▶ [Exercise goal] Copy out each line of the listing below in which the string "requests" occurs.

▶ [Stored data]
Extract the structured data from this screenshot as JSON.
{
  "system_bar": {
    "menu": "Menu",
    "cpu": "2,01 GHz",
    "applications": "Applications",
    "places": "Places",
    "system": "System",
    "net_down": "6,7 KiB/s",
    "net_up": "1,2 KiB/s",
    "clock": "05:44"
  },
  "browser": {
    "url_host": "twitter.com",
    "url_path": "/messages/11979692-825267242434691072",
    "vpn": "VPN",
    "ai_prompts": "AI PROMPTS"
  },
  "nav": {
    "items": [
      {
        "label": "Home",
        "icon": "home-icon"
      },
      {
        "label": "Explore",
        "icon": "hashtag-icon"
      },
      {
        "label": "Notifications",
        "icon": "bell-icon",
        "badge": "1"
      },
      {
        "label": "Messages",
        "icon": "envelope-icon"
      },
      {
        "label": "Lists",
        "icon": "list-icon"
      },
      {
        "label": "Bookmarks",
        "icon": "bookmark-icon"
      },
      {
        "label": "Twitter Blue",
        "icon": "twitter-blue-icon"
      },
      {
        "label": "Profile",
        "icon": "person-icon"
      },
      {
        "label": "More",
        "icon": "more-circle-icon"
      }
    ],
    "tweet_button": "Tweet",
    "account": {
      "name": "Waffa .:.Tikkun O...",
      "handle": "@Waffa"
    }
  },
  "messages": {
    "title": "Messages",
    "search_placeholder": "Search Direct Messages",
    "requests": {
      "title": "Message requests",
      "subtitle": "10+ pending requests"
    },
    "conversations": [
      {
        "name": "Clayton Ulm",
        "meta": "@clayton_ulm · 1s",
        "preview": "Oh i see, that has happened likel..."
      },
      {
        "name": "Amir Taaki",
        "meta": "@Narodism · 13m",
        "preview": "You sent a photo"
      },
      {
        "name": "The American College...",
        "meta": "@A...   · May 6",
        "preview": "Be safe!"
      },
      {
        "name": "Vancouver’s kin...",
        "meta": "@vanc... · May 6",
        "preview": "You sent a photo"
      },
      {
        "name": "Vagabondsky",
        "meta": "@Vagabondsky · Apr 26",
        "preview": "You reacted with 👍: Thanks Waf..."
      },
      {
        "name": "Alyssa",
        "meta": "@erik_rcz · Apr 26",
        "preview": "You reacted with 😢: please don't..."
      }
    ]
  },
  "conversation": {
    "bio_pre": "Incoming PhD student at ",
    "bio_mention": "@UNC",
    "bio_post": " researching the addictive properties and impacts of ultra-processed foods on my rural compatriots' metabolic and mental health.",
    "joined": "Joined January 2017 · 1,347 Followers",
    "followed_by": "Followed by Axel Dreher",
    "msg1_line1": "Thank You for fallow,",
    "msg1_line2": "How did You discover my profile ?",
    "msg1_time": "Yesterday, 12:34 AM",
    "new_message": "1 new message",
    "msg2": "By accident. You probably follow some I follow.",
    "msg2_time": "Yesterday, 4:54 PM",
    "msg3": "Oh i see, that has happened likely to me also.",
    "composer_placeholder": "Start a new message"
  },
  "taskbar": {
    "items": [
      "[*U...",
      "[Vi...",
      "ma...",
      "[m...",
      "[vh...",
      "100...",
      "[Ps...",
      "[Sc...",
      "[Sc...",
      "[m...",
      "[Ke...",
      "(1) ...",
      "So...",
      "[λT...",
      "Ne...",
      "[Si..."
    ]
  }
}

▶ [Solved exercise]
    "requests": {
      "title": "Message requests",
      "subtitle": "10+ pending requests"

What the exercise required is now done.